Live fires "no match" for 445 CES

  • Published
  • By Capt. Elizabeth Caraway
  • 445th Airlift Wing Public Affairs
Members of the 445th Civil Engineer Fire and Emergency Services flight are better equipped to fight flames and handle emergencies after receiving valuable instruction at the Dayton Fire Department Training Center on June 1. Training included live structural fires, rope rescue, and for the first time, natural gas leaks.

During the exercises, 33 firefighters--including 20 brand-new to the career field--donned full gear to extinguish a live fire inside the burn building. Each firefighter remarked on the extreme heat inside the blazing structure, estimated between 600-800 degrees, as well as the complete darkness. The fire gear keeps each person at a safe and "cool" 100 degrees.

For the first time, our firefighters also trained using the Natural Gas Training Facility, practicing approaching the flaming gas leak with two sets of firefighters manning two hoses, while a firefighter in between the two reaches in to turn off the gas. This scenario is especially dangerous because the fire never actually goes out as long as the gas is flowing.

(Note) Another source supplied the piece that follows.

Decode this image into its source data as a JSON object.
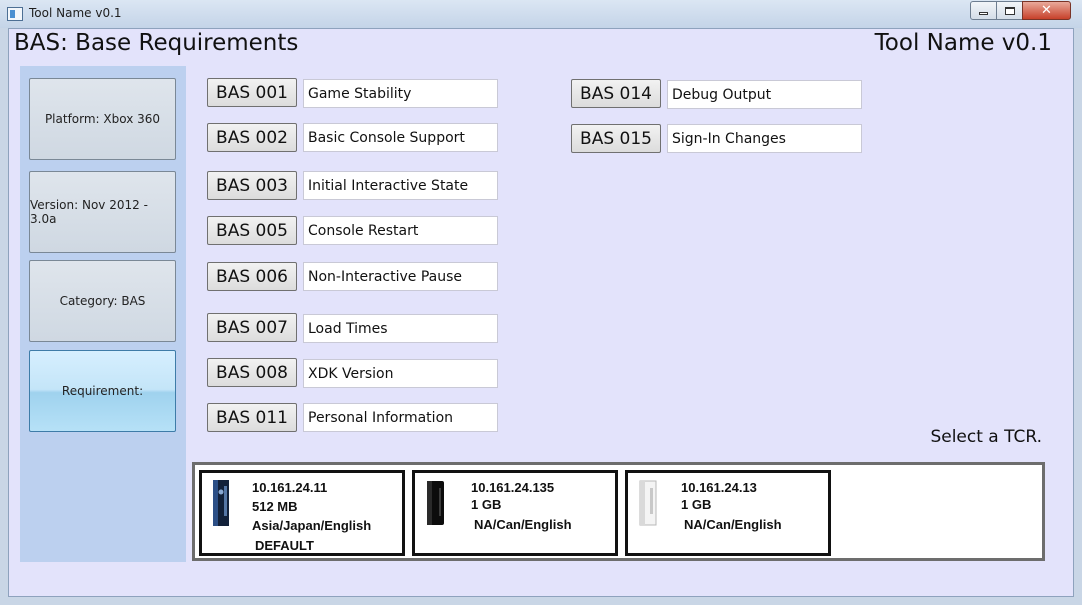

Senior Master Sgt. Mark Young, 445th deputy fire chief, explained that these hands-on exercises are especially critical for reservists.

"We don't often get the opportunity to do this live training and this is a chance for us to get out from behind computers and fight fires in a more realistic setting," Young said. "We can put our skills to practical application, which is really important to prepare for deployments."

The 445th firefighters were instructed in all the exercises by fire Capt. Larry Ables, Dayton Fire Department.

"They had a great attitude coming in and have been approaching every task with enthusiasm," said Ables. "They're doing a great job with this training."

If not for the use of the Dayton's fire training facility, 445 FES members would have to travel to live fire training, said Chief Master Sgt. Willie Hooper, 445th fire chief. "Using this facility saves the Air Force thousands of dollars and we benefit because it's a really high-quality facility."

The 13-acre Dayton Fire Training Center was one of the most cutting-edge in the nation when it opened in the 1960s, explained Ables, and remains a top-notch facility today. The training tower, built in 1964, is comprised of multiple floors for training in ladders and rappelling. The 445 firefighters underwent "Save Your Own" training in the tower; a firefighter simulated falling through a hole in the floor and had to be rescued by fellow Airmen with rope, or in one case, a length of looped fire hose.

All the firefighters said they learned something new during the course of the training and felt more prepared for future challenges.